EXERCISE BRIEF
Return the records exactly as they are.
··· DATASET
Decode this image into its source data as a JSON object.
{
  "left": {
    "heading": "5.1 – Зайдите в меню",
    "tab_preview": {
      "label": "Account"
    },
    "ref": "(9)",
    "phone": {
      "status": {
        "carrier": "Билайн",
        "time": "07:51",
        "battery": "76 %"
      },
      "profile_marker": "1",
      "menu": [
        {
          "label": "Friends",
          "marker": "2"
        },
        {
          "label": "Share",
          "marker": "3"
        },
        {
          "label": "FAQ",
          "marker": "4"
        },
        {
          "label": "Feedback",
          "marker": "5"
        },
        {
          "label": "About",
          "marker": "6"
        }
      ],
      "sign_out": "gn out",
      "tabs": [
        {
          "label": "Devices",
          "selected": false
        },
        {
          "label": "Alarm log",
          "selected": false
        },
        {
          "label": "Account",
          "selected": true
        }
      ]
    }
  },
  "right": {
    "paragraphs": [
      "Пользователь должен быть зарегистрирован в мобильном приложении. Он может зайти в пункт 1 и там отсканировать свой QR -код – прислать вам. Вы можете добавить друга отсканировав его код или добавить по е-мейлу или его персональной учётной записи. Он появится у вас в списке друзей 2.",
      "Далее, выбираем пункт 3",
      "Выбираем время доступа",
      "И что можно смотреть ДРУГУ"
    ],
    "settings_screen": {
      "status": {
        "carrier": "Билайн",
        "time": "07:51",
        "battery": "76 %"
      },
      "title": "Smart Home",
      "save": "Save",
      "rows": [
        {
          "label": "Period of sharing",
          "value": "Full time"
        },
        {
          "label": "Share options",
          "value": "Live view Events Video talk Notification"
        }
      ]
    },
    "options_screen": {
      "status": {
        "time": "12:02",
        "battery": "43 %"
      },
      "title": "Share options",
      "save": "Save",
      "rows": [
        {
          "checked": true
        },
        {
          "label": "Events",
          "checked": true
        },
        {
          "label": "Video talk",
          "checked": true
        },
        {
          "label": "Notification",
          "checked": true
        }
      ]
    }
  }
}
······
OUTPUT
Decode this image into its source data as a JSON object.
{
  "left": {
    "heading": "5.1 – Зайдите в меню",
    "tab_preview": {
      "label": "Account"
    },
    "ref": "(9)",
    "phone": {
      "status": {
        "carrier": "Билайн",
        "time": "07:51",
        "battery": "76 %"
      },
      "profile_marker": "1",
      "menu": [
        {
          "label": "Friends",
          "marker": "2"
        },
        {
          "label": "Share",
          "marker": "3"
        },
        {
          "label": "FAQ",
          "marker": "4"
        },
        {
          "label": "Feedback",
          "marker": "5"
        },
        {
          "label": "About",
          "marker": "6"
        }
      ],
      "sign_out": "gn out",
      "tabs": [
        {
          "label": "Devices",
          "selected": false
        },
        {
          "label": "Alarm log",
          "selected": false
        },
        {
          "label": "Account",
          "selected": true
        }
      ]
    }
  },
  "right": {
    "paragraphs": [
      "Пользователь должен быть зарегистрирован в мобильном приложении. Он может зайти в пункт 1 и там отсканировать свой QR -код – прислать вам. Вы можете добавить друга отсканировав его код или добавить по е-мейлу или его персональной учётной записи. Он появится у вас в списке друзей 2.",
      "Далее, выбираем пункт 3",
      "Выбираем время доступа",
      "И что можно смотреть ДРУГУ"
    ],
    "settings_screen": {
      "status": {
        "carrier": "Билайн",
        "time": "07:51",
        "battery": "76 %"
      },
      "title": "Smart Home",
      "save": "Save",
      "rows": [
        {
          "label": "Period of sharing",
          "value": "Full time"
        },
        {
          "label": "Share options",
          "value": "Live view Events Video talk Notification"
        }
      ]
    },
    "options_screen": {
      "status": {
        "time": "12:02",
        "battery": "43 %"
      },
      "title": "Share options",
      "save": "Save",
      "rows": [
        {
          "checked": true
        },
        {
          "label": "Events",
          "checked": true
        },
        {
          "label": "Video talk",
          "checked": true
        },
        {
          "label": "Notification",
          "checked": true
        }
      ]
    }
  }
}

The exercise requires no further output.